[Saved entries]
+ + + + + + +
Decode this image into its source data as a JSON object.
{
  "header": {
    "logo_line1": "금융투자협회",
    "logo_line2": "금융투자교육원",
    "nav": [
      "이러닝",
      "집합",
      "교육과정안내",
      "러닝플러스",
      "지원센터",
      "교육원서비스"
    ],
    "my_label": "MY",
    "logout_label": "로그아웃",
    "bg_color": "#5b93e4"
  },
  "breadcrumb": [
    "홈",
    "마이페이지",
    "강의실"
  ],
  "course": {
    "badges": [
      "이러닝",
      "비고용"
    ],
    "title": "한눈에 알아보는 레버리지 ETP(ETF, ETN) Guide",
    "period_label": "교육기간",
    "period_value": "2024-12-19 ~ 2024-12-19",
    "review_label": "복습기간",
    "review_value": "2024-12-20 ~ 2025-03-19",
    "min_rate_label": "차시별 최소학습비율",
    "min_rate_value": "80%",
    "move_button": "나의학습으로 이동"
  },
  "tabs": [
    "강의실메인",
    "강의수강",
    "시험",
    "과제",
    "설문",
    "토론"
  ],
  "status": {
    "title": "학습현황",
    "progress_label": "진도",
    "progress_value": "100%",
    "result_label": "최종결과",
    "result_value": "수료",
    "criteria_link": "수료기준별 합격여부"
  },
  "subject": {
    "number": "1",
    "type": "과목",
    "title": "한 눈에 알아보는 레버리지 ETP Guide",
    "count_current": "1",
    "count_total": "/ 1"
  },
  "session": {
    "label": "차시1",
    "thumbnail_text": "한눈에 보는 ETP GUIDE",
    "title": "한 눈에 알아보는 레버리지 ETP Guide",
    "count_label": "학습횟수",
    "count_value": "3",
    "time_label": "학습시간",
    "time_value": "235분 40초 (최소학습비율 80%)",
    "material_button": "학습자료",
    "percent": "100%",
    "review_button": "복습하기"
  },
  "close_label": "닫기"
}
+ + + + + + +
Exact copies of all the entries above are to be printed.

Decode this image into its source data as a JSON object.
{
  "header": {
    "logo_line1": "금융투자협회",
    "logo_line2": "금융투자교육원",
    "nav": [
      "이러닝",
      "집합",
      "교육과정안내",
      "러닝플러스",
      "지원센터",
      "교육원서비스"
    ],
    "my_label": "MY",
    "logout_label": "로그아웃",
    "bg_color": "#5b93e4"
  },
  "breadcrumb": [
    "홈",
    "마이페이지",
    "강의실"
  ],
  "course": {
    "badges": [
      "이러닝",
      "비고용"
    ],
    "title": "한눈에 알아보는 레버리지 ETP(ETF, ETN) Guide",
    "period_label": "교육기간",
    "period_value": "2024-12-19 ~ 2024-12-19",
    "review_label": "복습기간",
    "review_value": "2024-12-20 ~ 2025-03-19",
    "min_rate_label": "차시별 최소학습비율",
    "min_rate_value": "80%",
    "move_button": "나의학습으로 이동"
  },
  "tabs": [
    "강의실메인",
    "강의수강",
    "시험",
    "과제",
    "설문",
    "토론"
  ],
  "status": {
    "title": "학습현황",
    "progress_label": "진도",
    "progress_value": "100%",
    "result_label": "최종결과",
    "result_value": "수료",
    "criteria_link": "수료기준별 합격여부"
  },
  "subject": {
    "number": "1",
    "type": "과목",
    "title": "한 눈에 알아보는 레버리지 ETP Guide",
    "count_current": "1",
    "count_total": "/ 1"
  },
  "session": {
    "label": "차시1",
    "thumbnail_text": "한눈에 보는 ETP GUIDE",
    "title": "한 눈에 알아보는 레버리지 ETP Guide",
    "count_label": "학습횟수",
    "count_value": "3",
    "time_label": "학습시간",
    "time_value": "235분 40초 (최소학습비율 80%)",
    "material_button": "학습자료",
    "percent": "100%",
    "review_button": "복습하기"
  },
  "close_label": "닫기"
}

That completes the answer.